House Speaker Greg Stumbo (D-Prestonsburg) told the Lexington Herald-Leader that the new district lines are based on population changes and not politics. Right. And the Speaker is also offering for sale a Bridge to Nowhere, which metaphorically is where this kind of politics leads. When several districts are comprised of oddly drawn lines that eliminate so many incumbents of the opposition party, even the politically uninitiated can see the goal is to protect political fiefdoms over the best interests of the citizenry. Note to uninitiated: it’s called gerrymandering and is used to protect incumbents and benefit the party in power.

The Kentucky Constitution requires the legislature to reassess districts every 10 years and to redraw the lines to ensure each are proportional in population.  The House plan passed this test with flying colors. Unfortunately it failed on the “do not carve up counties like a Thanksgiving Turkey” part. The constitution requires districts to remain contiguous and counties to be kept intact as best as possible. The current Democrat plan divides six additional counties while the Republican alternative only splits two; albeit under heavy criticism that it disadvantaged inner-city minorities and a possible violation of federal law.

Practically speaking, the newly devised districts hurt places like Christian County, which has traditionally had two State Representatives. It may end up with only one since Muhlenberg County Rep. Brent Yonts (D-Greenville) will represent nearly one-third of northeast Christian County. Hopkins County Rep. Ben Waide (R-Madisonville) was placed in the same district as Rep. Myron Dossett (R-Pembroke) and if Waide wins in the May primary that leaves John Tilley (D-Hopkinsville) as the lone representative from Christian. Good for the State Democratic party, not so much for the Christian County electorate.

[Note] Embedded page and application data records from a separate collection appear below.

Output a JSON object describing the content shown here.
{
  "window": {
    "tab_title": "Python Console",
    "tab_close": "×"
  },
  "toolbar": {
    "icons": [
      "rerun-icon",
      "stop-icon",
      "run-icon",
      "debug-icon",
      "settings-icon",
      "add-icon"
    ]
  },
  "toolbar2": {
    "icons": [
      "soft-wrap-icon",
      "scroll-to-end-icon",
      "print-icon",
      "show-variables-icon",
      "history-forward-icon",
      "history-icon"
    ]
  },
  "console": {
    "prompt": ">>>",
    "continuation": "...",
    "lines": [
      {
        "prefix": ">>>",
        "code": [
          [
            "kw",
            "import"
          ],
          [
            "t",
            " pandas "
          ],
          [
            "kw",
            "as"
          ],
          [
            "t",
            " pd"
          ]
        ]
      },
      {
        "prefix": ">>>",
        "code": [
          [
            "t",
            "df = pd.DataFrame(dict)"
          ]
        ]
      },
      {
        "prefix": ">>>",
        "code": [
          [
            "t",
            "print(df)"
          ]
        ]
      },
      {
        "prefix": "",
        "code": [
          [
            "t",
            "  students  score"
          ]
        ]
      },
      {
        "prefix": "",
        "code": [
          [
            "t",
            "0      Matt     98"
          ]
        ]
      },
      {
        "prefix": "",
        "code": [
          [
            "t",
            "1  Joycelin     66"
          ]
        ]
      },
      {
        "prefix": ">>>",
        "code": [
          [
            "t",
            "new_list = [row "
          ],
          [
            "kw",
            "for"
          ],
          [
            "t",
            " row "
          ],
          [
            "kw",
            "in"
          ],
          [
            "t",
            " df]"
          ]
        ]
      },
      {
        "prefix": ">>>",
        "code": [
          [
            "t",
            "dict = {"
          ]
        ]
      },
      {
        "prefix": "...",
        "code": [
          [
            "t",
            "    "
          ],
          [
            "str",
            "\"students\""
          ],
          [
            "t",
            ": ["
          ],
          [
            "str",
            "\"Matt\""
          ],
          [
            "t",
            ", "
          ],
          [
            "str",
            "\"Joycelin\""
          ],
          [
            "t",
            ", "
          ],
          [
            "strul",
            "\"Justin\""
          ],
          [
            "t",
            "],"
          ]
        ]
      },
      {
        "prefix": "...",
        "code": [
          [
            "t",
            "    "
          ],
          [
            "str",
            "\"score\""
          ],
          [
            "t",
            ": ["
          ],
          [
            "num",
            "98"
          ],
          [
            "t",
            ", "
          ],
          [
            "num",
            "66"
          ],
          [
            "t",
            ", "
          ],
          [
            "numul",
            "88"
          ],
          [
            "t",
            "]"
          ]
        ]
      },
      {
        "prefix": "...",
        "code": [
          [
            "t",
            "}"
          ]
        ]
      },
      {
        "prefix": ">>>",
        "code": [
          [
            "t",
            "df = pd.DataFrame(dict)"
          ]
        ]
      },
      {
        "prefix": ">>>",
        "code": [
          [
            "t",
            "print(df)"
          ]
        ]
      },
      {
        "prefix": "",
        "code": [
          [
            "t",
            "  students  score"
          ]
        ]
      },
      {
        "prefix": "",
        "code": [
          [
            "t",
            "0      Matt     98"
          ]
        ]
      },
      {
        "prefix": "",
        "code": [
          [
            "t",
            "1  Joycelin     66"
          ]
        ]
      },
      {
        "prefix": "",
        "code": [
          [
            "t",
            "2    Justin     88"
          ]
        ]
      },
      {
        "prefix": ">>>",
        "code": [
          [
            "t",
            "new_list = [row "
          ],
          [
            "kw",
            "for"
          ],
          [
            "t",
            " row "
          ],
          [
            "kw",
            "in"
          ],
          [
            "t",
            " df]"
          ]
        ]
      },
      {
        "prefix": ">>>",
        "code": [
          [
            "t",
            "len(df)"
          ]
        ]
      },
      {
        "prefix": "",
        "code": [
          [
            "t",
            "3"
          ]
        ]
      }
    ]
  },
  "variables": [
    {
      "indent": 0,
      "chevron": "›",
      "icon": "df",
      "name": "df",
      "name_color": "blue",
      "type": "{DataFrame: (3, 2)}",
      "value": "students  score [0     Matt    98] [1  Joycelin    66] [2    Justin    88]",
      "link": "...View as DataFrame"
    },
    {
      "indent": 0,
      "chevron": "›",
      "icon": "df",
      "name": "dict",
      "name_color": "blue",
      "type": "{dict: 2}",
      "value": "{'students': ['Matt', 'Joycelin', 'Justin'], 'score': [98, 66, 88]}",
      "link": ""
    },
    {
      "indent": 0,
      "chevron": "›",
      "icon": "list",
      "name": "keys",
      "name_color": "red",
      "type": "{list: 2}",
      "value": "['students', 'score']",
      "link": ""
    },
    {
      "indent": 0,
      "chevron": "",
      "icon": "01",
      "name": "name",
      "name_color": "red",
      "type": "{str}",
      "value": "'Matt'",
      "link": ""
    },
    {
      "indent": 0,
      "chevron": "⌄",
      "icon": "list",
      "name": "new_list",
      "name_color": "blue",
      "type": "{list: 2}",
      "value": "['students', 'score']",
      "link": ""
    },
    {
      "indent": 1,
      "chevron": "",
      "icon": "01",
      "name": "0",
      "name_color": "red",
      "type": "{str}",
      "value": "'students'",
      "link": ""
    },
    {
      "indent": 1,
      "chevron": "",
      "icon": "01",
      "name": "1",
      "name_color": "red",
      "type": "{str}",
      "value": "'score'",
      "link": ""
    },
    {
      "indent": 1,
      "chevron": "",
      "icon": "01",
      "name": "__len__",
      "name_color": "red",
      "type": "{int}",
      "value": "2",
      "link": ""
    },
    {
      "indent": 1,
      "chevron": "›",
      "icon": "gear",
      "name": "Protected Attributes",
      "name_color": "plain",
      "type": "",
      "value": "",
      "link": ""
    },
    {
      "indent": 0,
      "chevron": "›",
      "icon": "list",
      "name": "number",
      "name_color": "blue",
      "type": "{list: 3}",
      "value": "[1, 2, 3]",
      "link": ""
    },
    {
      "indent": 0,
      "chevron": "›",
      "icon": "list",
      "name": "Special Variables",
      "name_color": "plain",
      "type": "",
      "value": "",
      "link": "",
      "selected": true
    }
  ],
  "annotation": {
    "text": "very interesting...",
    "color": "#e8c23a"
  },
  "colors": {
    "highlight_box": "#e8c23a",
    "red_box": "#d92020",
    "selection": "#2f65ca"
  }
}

The new map is expected to pass since a long-standing agreement between the House and Senate has allowed each chamber to determine their own legislative districts. Expect the Republican controlled Senate to go nuclear when they release their map this week. Leave it to hyper-partisans to resurrect the old Cold War doctrine of Mutually Assured Destruction.  This kind of political bomb-throwing is largely responsible for turning people off to government involvement and most recently evidenced by the 28 percent voter turnout in last November’s gubernatorial election.

The new districts certainly won’t garner any love between constituents and the powers that be in Frankfort.  In fact, there will likely be a lawsuit over the redrawn districts. Rep. Joe Fischer (R-Fort Thomas) successfully challenged the 1991 redistricting plan because it nearly doubled the number of counties that were needed to be split. The State Supreme Court then ruled that the state Constitution requires redistricting to “divide the fewest possible number of counties.”  

Politicians running for office promise to do what’s best for the people but somewhere between Main Street Kentucky and Frankfort too many politicians begin to ask, “What’s best for my party?”  It should be incumbent upon the incumbents to realize they have a duty to keep communities together; to protect geographical integrity; and to ensure compactness of districts. The people back home depend on their legislators to put their communities above party loyalty.  Mutually Assured Destruction shouldn’t be an option in politics. And hiding out in fallout shelters under the banner of apathy and cynicism shouldn’t be an escape hatch for citizens either. But voters still have veto authority over what their representatives do. Maybe they’ll exercise it at the ballot box this November.

 *This op-ed first appeared in the Kentucky New Era.